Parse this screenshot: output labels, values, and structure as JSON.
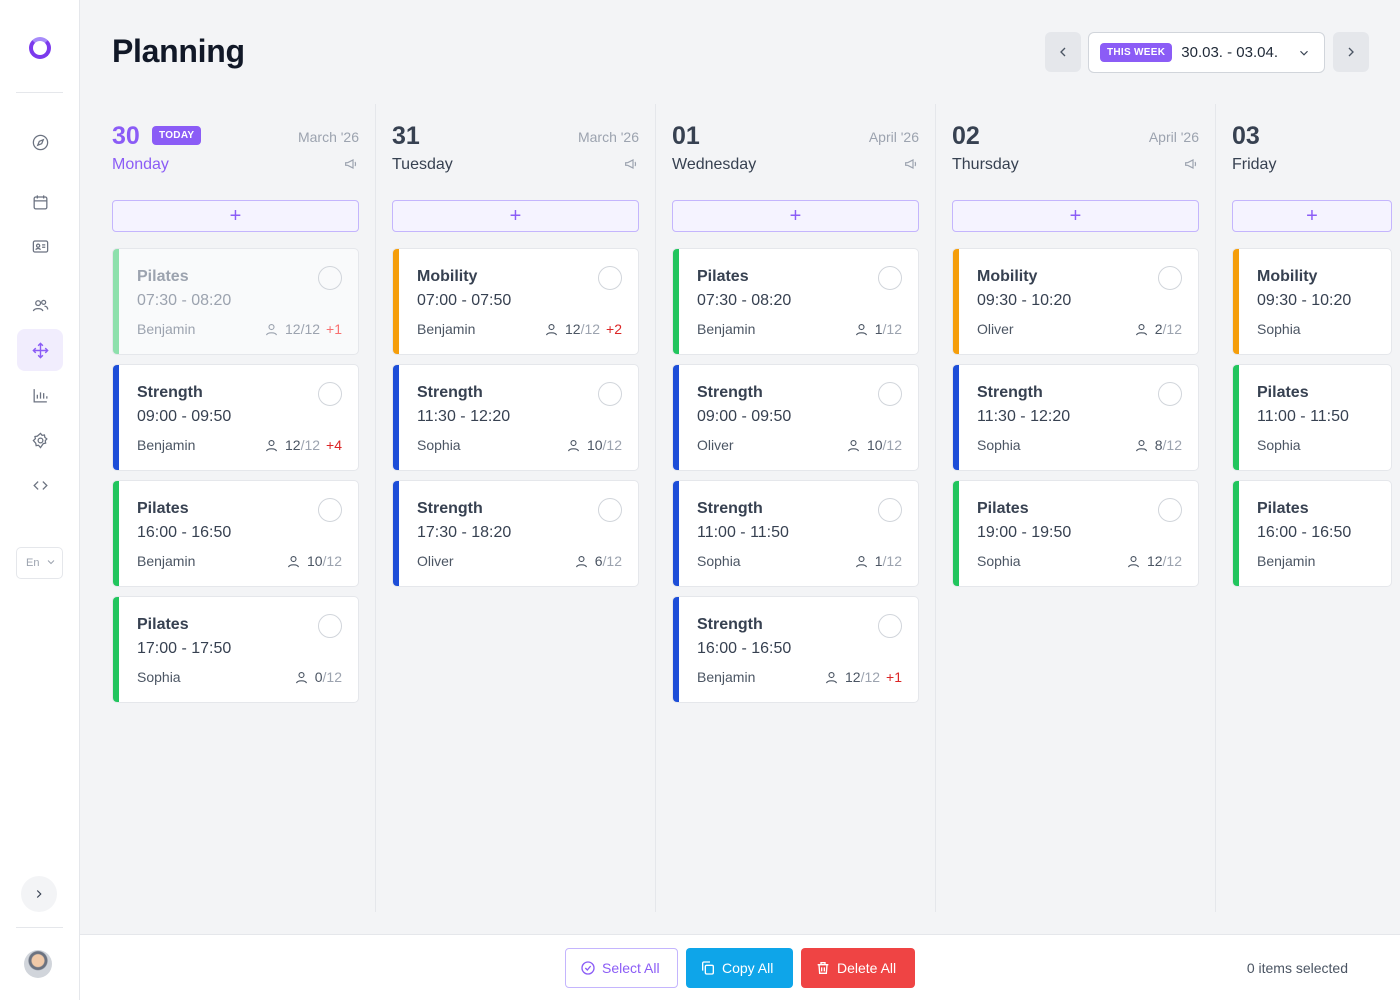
{
  "sidebar": {
    "nav_icons": [
      "compass-icon",
      "calendar-icon",
      "contact-card-icon",
      "users-icon",
      "move-arrows-icon",
      "bar-chart-icon",
      "gear-icon",
      "code-icon"
    ],
    "active_icon": "move-arrows-icon",
    "language": "En",
    "accent_color": "#8b5cf6"
  },
  "header": {
    "title": "Planning",
    "week_badge": "THIS WEEK",
    "week_range": "30.03. - 03.04."
  },
  "days": [
    {
      "num": "30",
      "weekday": "Monday",
      "month": "March '26",
      "today": true,
      "today_label": "TODAY",
      "classes": [
        {
          "title": "Pilates",
          "time": "07:30 - 08:20",
          "coach": "Benjamin",
          "booked": "12",
          "cap": "/12",
          "extra": "+1",
          "color": "#22c55e",
          "faded": true
        },
        {
          "title": "Strength",
          "time": "09:00 - 09:50",
          "coach": "Benjamin",
          "booked": "12",
          "cap": "/12",
          "extra": "+4",
          "color": "#1d4ed8",
          "faded": false
        },
        {
          "title": "Pilates",
          "time": "16:00 - 16:50",
          "coach": "Benjamin",
          "booked": "10",
          "cap": "/12",
          "extra": "",
          "color": "#22c55e",
          "faded": false
        },
        {
          "title": "Pilates",
          "time": "17:00 - 17:50",
          "coach": "Sophia",
          "booked": "0",
          "cap": "/12",
          "extra": "",
          "color": "#22c55e",
          "faded": false
        }
      ]
    },
    {
      "num": "31",
      "weekday": "Tuesday",
      "month": "March '26",
      "today": false,
      "classes": [
        {
          "title": "Mobility",
          "time": "07:00 - 07:50",
          "coach": "Benjamin",
          "booked": "12",
          "cap": "/12",
          "extra": "+2",
          "color": "#f59e0b",
          "faded": false
        },
        {
          "title": "Strength",
          "time": "11:30 - 12:20",
          "coach": "Sophia",
          "booked": "10",
          "cap": "/12",
          "extra": "",
          "color": "#1d4ed8",
          "faded": false
        },
        {
          "title": "Strength",
          "time": "17:30 - 18:20",
          "coach": "Oliver",
          "booked": "6",
          "cap": "/12",
          "extra": "",
          "color": "#1d4ed8",
          "faded": false
        }
      ]
    },
    {
      "num": "01",
      "weekday": "Wednesday",
      "month": "April '26",
      "today": false,
      "classes": [
        {
          "title": "Pilates",
          "time": "07:30 - 08:20",
          "coach": "Benjamin",
          "booked": "1",
          "cap": "/12",
          "extra": "",
          "color": "#22c55e",
          "faded": false
        },
        {
          "title": "Strength",
          "time": "09:00 - 09:50",
          "coach": "Oliver",
          "booked": "10",
          "cap": "/12",
          "extra": "",
          "color": "#1d4ed8",
          "faded": false
        },
        {
          "title": "Strength",
          "time": "11:00 - 11:50",
          "coach": "Sophia",
          "booked": "1",
          "cap": "/12",
          "extra": "",
          "color": "#1d4ed8",
          "faded": false
        },
        {
          "title": "Strength",
          "time": "16:00 - 16:50",
          "coach": "Benjamin",
          "booked": "12",
          "cap": "/12",
          "extra": "+1",
          "color": "#1d4ed8",
          "faded": false
        }
      ]
    },
    {
      "num": "02",
      "weekday": "Thursday",
      "month": "April '26",
      "today": false,
      "classes": [
        {
          "title": "Mobility",
          "time": "09:30 - 10:20",
          "coach": "Oliver",
          "booked": "2",
          "cap": "/12",
          "extra": "",
          "color": "#f59e0b",
          "faded": false
        },
        {
          "title": "Strength",
          "time": "11:30 - 12:20",
          "coach": "Sophia",
          "booked": "8",
          "cap": "/12",
          "extra": "",
          "color": "#1d4ed8",
          "faded": false
        },
        {
          "title": "Pilates",
          "time": "19:00 - 19:50",
          "coach": "Sophia",
          "booked": "12",
          "cap": "/12",
          "extra": "",
          "color": "#22c55e",
          "faded": false
        }
      ]
    },
    {
      "num": "03",
      "weekday": "Friday",
      "month": "",
      "today": false,
      "classes": [
        {
          "title": "Mobility",
          "time": "09:30 - 10:20",
          "coach": "Sophia",
          "booked": "",
          "cap": "",
          "extra": "",
          "color": "#f59e0b",
          "faded": false
        },
        {
          "title": "Pilates",
          "time": "11:00 - 11:50",
          "coach": "Sophia",
          "booked": "",
          "cap": "",
          "extra": "",
          "color": "#22c55e",
          "faded": false
        },
        {
          "title": "Pilates",
          "time": "16:00 - 16:50",
          "coach": "Benjamin",
          "booked": "",
          "cap": "",
          "extra": "",
          "color": "#22c55e",
          "faded": false
        }
      ]
    }
  ],
  "add_label": "+",
  "footer": {
    "select_all": "Select All",
    "copy_all": "Copy All",
    "delete_all": "Delete All",
    "selected_status": "0 items selected"
  }
}
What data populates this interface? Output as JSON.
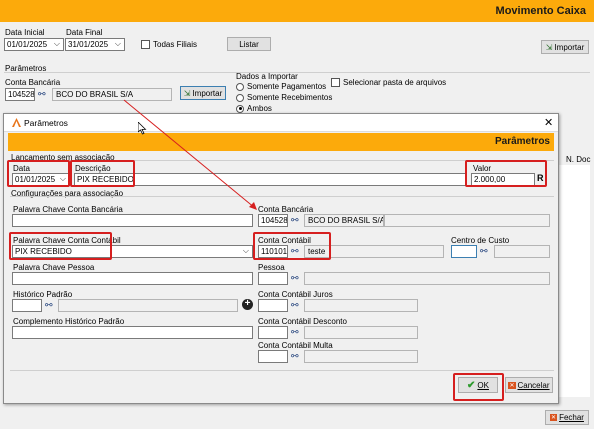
{
  "main": {
    "title": "Movimento Caixa",
    "data_inicial_label": "Data Inicial",
    "data_inicial_value": "01/01/2025",
    "data_final_label": "Data Final",
    "data_final_value": "31/01/2025",
    "todas_filiais_label": "Todas Filiais",
    "listar_label": "Listar",
    "importar_top_label": "Importar",
    "parametros_label": "Parâmetros",
    "conta_bancaria_label": "Conta Bancária",
    "conta_code": "104528",
    "conta_name": "BCO DO BRASIL S/A",
    "importar_label": "Importar",
    "dados_importar_label": "Dados a Importar",
    "radio_options": [
      "Somente Pagamentos",
      "Somente Recebimentos",
      "Ambos"
    ],
    "selecionar_pasta_label": "Selecionar pasta de arquivos",
    "n_doc_label": "N. Doc",
    "fechar_label": "Fechar"
  },
  "dialog": {
    "title": "Parâmetros",
    "header": "Parâmetros",
    "lancamento_label": "Lançamento sem associação",
    "data_label": "Data",
    "data_value": "01/01/2025",
    "descricao_label": "Descrição",
    "descricao_value": "PIX RECEBIDO",
    "valor_label": "Valor",
    "valor_value": "2.000,00",
    "r_label": "R",
    "config_label": "Configurações para associação",
    "palavra_conta_bancaria_label": "Palavra Chave Conta Bancária",
    "conta_bancaria_label": "Conta Bancária",
    "conta_bancaria_code": "104528",
    "conta_bancaria_name": "BCO DO BRASIL S/A",
    "palavra_conta_contabil_label": "Palavra Chave Conta Contábil",
    "palavra_conta_contabil_value": "PIX RECEBIDO",
    "conta_contabil_label": "Conta Contábil",
    "conta_contabil_code": "1101010",
    "conta_contabil_name": "teste",
    "centro_custo_label": "Centro de Custo",
    "palavra_pessoa_label": "Palavra Chave Pessoa",
    "pessoa_label": "Pessoa",
    "historico_label": "Histórico Padrão",
    "conta_juros_label": "Conta Contábil Juros",
    "complemento_label": "Complemento Histórico Padrão",
    "conta_desconto_label": "Conta Contábil Desconto",
    "conta_multa_label": "Conta Contábil Multa",
    "ok_label": "OK",
    "cancelar_label": "Cancelar"
  }
}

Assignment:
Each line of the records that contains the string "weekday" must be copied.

Completed exercise:
      "weekday": "Monday",
      "weekday": "Tuesday",
      "weekday": "Wednesday",
      "weekday": "Thursday",
      "weekday": "Friday",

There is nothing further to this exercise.